→ **Aim of the exercise**
Lines, not repeats, are what count: give the number of lines below that hold "files", and nothing more.

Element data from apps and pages
_ _ _

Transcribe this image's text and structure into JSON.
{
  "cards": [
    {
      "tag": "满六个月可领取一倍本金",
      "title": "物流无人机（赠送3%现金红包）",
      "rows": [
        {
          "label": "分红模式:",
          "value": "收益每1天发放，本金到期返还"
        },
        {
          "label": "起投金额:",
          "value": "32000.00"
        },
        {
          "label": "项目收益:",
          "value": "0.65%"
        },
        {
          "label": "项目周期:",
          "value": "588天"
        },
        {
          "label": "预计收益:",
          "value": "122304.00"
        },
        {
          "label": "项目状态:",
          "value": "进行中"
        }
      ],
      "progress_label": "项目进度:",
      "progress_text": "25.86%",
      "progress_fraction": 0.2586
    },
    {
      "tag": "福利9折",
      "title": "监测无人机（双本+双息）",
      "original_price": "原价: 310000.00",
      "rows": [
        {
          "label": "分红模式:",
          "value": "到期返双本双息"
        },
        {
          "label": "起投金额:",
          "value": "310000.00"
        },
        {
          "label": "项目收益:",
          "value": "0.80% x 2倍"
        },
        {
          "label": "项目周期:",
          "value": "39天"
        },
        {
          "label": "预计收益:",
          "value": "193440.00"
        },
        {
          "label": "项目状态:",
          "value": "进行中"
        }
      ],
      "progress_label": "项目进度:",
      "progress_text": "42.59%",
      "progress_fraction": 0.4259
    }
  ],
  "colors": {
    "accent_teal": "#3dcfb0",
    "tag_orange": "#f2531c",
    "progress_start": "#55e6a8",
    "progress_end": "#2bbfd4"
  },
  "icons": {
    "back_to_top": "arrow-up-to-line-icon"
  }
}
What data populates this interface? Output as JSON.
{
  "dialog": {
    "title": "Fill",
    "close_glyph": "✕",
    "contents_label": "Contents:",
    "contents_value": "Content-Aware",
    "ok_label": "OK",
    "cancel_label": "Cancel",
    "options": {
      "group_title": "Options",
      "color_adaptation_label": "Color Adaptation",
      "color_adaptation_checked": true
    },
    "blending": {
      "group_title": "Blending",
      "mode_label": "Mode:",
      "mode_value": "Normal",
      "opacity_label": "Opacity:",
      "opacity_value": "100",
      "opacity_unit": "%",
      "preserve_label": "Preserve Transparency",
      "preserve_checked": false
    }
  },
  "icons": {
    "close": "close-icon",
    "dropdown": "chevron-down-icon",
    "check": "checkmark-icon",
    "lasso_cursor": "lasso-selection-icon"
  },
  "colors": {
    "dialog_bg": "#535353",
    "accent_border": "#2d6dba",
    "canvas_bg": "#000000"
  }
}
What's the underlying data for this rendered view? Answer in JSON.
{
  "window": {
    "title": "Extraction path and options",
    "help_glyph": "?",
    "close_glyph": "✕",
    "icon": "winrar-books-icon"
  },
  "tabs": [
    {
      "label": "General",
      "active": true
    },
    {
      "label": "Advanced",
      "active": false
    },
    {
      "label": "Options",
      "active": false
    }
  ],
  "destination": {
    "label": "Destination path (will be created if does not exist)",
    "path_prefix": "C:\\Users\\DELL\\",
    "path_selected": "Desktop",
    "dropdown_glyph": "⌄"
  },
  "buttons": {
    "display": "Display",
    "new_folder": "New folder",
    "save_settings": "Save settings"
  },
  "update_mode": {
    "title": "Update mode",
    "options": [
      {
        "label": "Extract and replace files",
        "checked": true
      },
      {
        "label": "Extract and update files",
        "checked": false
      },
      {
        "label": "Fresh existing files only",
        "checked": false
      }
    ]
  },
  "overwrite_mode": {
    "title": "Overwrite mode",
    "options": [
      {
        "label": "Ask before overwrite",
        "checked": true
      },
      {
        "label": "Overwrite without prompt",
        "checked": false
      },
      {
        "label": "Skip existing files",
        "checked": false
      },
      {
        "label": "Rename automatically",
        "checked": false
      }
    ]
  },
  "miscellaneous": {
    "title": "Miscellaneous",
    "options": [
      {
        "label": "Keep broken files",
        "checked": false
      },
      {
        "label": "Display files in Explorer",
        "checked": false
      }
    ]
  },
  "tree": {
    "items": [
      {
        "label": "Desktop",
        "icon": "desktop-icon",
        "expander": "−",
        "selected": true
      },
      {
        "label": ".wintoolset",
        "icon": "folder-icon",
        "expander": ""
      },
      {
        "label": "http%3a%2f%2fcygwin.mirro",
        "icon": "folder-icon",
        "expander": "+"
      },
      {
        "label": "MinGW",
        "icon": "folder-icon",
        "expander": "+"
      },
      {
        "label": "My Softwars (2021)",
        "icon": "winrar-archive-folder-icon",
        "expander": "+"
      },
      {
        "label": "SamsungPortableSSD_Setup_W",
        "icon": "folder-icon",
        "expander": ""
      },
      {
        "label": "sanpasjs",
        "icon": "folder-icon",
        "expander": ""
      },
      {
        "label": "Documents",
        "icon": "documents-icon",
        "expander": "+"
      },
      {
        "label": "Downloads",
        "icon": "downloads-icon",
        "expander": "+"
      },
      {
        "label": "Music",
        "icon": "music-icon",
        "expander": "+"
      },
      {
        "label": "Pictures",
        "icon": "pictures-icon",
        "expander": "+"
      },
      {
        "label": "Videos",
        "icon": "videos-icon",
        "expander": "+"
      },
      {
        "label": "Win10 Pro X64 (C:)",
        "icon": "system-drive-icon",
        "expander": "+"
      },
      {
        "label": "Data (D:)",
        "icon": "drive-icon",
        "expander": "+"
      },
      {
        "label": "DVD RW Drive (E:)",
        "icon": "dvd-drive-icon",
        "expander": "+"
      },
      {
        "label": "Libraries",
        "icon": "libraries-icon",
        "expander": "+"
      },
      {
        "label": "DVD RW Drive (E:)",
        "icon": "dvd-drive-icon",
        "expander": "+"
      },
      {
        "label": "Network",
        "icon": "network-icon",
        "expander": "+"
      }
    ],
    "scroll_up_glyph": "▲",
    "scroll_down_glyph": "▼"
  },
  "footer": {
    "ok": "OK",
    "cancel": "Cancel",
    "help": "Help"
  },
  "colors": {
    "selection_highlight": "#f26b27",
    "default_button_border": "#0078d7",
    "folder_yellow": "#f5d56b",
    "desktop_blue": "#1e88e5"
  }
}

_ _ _

→ **Task solution**
6